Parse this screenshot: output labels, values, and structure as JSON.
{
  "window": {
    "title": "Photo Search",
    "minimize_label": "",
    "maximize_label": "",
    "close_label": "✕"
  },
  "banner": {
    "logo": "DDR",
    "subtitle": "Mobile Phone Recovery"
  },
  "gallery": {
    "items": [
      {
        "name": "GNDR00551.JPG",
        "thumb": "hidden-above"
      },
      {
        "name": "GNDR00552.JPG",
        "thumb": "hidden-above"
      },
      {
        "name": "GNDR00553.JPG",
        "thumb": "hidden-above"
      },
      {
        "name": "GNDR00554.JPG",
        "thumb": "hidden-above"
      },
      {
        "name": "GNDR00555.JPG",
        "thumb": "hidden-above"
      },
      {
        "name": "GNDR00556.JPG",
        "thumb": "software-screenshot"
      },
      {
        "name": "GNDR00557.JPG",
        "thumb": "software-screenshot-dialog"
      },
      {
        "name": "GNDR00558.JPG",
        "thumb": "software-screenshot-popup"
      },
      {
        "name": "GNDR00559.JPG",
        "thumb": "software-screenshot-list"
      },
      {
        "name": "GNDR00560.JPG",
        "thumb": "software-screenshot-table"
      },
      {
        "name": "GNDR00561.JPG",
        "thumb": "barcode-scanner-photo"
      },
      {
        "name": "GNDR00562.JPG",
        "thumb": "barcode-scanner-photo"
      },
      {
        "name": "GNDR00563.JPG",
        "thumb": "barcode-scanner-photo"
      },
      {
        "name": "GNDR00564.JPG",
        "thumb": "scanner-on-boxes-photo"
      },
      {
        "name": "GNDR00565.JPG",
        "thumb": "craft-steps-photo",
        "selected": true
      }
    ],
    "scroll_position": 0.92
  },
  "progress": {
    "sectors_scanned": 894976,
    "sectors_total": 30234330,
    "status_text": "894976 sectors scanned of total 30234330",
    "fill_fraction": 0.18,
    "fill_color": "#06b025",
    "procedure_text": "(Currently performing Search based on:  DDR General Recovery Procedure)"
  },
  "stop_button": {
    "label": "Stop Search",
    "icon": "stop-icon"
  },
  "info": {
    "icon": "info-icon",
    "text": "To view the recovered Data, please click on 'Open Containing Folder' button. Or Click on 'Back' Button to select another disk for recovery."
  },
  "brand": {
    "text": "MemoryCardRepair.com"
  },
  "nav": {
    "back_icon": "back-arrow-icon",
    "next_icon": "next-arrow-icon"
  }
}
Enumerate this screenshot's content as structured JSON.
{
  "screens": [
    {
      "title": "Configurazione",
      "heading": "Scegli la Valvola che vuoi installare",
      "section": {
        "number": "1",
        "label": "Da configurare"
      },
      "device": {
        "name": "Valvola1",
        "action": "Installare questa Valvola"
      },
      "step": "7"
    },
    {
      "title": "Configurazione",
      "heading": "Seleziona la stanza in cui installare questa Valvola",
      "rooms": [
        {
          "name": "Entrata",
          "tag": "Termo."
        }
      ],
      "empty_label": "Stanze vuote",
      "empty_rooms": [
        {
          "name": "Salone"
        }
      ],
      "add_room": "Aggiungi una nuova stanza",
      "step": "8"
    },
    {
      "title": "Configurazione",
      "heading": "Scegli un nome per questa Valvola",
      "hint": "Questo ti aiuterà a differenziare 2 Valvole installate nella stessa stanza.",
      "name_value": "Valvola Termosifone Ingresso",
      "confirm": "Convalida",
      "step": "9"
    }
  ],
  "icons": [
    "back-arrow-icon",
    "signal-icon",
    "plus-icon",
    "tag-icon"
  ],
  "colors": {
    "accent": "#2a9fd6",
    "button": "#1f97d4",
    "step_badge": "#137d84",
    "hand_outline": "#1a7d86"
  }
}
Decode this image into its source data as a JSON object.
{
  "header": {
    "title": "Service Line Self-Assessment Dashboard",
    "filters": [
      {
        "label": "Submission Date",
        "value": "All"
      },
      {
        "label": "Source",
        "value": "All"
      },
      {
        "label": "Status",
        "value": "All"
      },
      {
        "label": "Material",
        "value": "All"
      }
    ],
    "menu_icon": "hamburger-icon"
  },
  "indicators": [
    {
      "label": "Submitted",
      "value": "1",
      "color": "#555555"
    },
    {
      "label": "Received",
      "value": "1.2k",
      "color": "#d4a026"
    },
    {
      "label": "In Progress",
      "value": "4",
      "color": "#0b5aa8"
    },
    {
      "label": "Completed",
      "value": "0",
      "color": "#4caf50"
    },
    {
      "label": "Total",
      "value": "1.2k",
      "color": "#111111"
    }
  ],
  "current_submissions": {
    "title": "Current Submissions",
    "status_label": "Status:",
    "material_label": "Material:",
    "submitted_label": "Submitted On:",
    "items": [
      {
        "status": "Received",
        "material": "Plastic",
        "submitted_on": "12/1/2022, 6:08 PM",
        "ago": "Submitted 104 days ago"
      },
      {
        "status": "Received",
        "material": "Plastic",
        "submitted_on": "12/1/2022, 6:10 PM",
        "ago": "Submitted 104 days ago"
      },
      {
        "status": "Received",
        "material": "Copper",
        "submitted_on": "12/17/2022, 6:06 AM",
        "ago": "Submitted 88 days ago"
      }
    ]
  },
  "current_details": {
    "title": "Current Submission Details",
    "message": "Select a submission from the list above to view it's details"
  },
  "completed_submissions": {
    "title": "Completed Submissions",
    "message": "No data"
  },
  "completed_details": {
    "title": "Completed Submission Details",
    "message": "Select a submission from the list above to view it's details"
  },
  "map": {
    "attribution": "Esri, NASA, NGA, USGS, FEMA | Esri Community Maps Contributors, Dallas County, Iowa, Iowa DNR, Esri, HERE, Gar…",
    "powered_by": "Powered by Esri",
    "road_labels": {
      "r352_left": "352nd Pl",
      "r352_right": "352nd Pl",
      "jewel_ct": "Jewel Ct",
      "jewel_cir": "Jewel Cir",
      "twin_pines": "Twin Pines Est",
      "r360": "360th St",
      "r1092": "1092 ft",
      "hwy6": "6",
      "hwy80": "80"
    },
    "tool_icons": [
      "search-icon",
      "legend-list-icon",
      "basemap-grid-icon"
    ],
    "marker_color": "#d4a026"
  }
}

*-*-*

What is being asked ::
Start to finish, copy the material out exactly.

Result ::
Parse this screenshot: output labels, values, and structure as JSON.
{
  "window": {
    "title": "Photo Search",
    "minimize_label": "",
    "maximize_label": "",
    "close_label": "✕"
  },
  "banner": {
    "logo": "DDR",
    "subtitle": "Mobile Phone Recovery"
  },
  "gallery": {
    "items": [
      {
        "name": "GNDR00551.JPG",
        "thumb": "hidden-above"
      },
      {
        "name": "GNDR00552.JPG",
        "thumb": "hidden-above"
      },
      {
        "name": "GNDR00553.JPG",
        "thumb": "hidden-above"
      },
      {
        "name": "GNDR00554.JPG",
        "thumb": "hidden-above"
      },
      {
        "name": "GNDR00555.JPG",
        "thumb": "hidden-above"
      },
      {
        "name": "GNDR00556.JPG",
        "thumb": "software-screenshot"
      },
      {
        "name": "GNDR00557.JPG",
        "thumb": "software-screenshot-dialog"
      },
      {
        "name": "GNDR00558.JPG",
        "thumb": "software-screenshot-popup"
      },
      {
        "name": "GNDR00559.JPG",
        "thumb": "software-screenshot-list"
      },
      {
        "name": "GNDR00560.JPG",
        "thumb": "software-screenshot-table"
      },
      {
        "name": "GNDR00561.JPG",
        "thumb": "barcode-scanner-photo"
      },
      {
        "name": "GNDR00562.JPG",
        "thumb": "barcode-scanner-photo"
      },
      {
        "name": "GNDR00563.JPG",
        "thumb": "barcode-scanner-photo"
      },
      {
        "name": "GNDR00564.JPG",
        "thumb": "scanner-on-boxes-photo"
      },
      {
        "name": "GNDR00565.JPG",
        "thumb": "craft-steps-photo",
        "selected": true
      }
    ],
    "scroll_position": 0.92
  },
  "progress": {
    "sectors_scanned": 894976,
    "sectors_total": 30234330,
    "status_text": "894976 sectors scanned of total 30234330",
    "fill_fraction": 0.18,
    "fill_color": "#06b025",
    "procedure_text": "(Currently performing Search based on:  DDR General Recovery Procedure)"
  },
  "stop_button": {
    "label": "Stop Search",
    "icon": "stop-icon"
  },
  "info": {
    "icon": "info-icon",
    "text": "To view the recovered Data, please click on 'Open Containing Folder' button. Or Click on 'Back' Button to select another disk for recovery."
  },
  "brand": {
    "text": "MemoryCardRepair.com"
  },
  "nav": {
    "back_icon": "back-arrow-icon",
    "next_icon": "next-arrow-icon"
  }
}
Enumerate this screenshot's content as structured JSON.
{
  "screens": [
    {
      "title": "Configurazione",
      "heading": "Scegli la Valvola che vuoi installare",
      "section": {
        "number": "1",
        "label": "Da configurare"
      },
      "device": {
        "name": "Valvola1",
        "action": "Installare questa Valvola"
      },
      "step": "7"
    },
    {
      "title": "Configurazione",
      "heading": "Seleziona la stanza in cui installare questa Valvola",
      "rooms": [
        {
          "name": "Entrata",
          "tag": "Termo."
        }
      ],
      "empty_label": "Stanze vuote",
      "empty_rooms": [
        {
          "name": "Salone"
        }
      ],
      "add_room": "Aggiungi una nuova stanza",
      "step": "8"
    },
    {
      "title": "Configurazione",
      "heading": "Scegli un nome per questa Valvola",
      "hint": "Questo ti aiuterà a differenziare 2 Valvole installate nella stessa stanza.",
      "name_value": "Valvola Termosifone Ingresso",
      "confirm": "Convalida",
      "step": "9"
    }
  ],
  "icons": [
    "back-arrow-icon",
    "signal-icon",
    "plus-icon",
    "tag-icon"
  ],
  "colors": {
    "accent": "#2a9fd6",
    "button": "#1f97d4",
    "step_badge": "#137d84",
    "hand_outline": "#1a7d86"
  }
}
Decode this image into its source data as a JSON object.
{
  "header": {
    "title": "Service Line Self-Assessment Dashboard",
    "filters": [
      {
        "label": "Submission Date",
        "value": "All"
      },
      {
        "label": "Source",
        "value": "All"
      },
      {
        "label": "Status",
        "value": "All"
      },
      {
        "label": "Material",
        "value": "All"
      }
    ],
    "menu_icon": "hamburger-icon"
  },
  "indicators": [
    {
      "label": "Submitted",
      "value": "1",
      "color": "#555555"
    },
    {
      "label": "Received",
      "value": "1.2k",
      "color": "#d4a026"
    },
    {
      "label": "In Progress",
      "value": "4",
      "color": "#0b5aa8"
    },
    {
      "label": "Completed",
      "value": "0",
      "color": "#4caf50"
    },
    {
      "label": "Total",
      "value": "1.2k",
      "color": "#111111"
    }
  ],
  "current_submissions": {
    "title": "Current Submissions",
    "status_label": "Status:",
    "material_label": "Material:",
    "submitted_label": "Submitted On:",
    "items": [
      {
        "status": "Received",
        "material": "Plastic",
        "submitted_on": "12/1/2022, 6:08 PM",
        "ago": "Submitted 104 days ago"
      },
      {
        "status": "Received",
        "material": "Plastic",
        "submitted_on": "12/1/2022, 6:10 PM",
        "ago": "Submitted 104 days ago"
      },
      {
        "status": "Received",
        "material": "Copper",
        "submitted_on": "12/17/2022, 6:06 AM",
        "ago": "Submitted 88 days ago"
      }
    ]
  },
  "current_details": {
    "title": "Current Submission Details",
    "message": "Select a submission from the list above to view it's details"
  },
  "completed_submissions": {
    "title": "Completed Submissions",
    "message": "No data"
  },
  "completed_details": {
    "title": "Completed Submission Details",
    "message": "Select a submission from the list above to view it's details"
  },
  "map": {
    "attribution": "Esri, NASA, NGA, USGS, FEMA | Esri Community Maps Contributors, Dallas County, Iowa, Iowa DNR, Esri, HERE, Gar…",
    "powered_by": "Powered by Esri",
    "road_labels": {
      "r352_left": "352nd Pl",
      "r352_right": "352nd Pl",
      "jewel_ct": "Jewel Ct",
      "jewel_cir": "Jewel Cir",
      "twin_pines": "Twin Pines Est",
      "r360": "360th St",
      "r1092": "1092 ft",
      "hwy6": "6",
      "hwy80": "80"
    },
    "tool_icons": [
      "search-icon",
      "legend-list-icon",
      "basemap-grid-icon"
    ],
    "marker_color": "#d4a026"
  }
}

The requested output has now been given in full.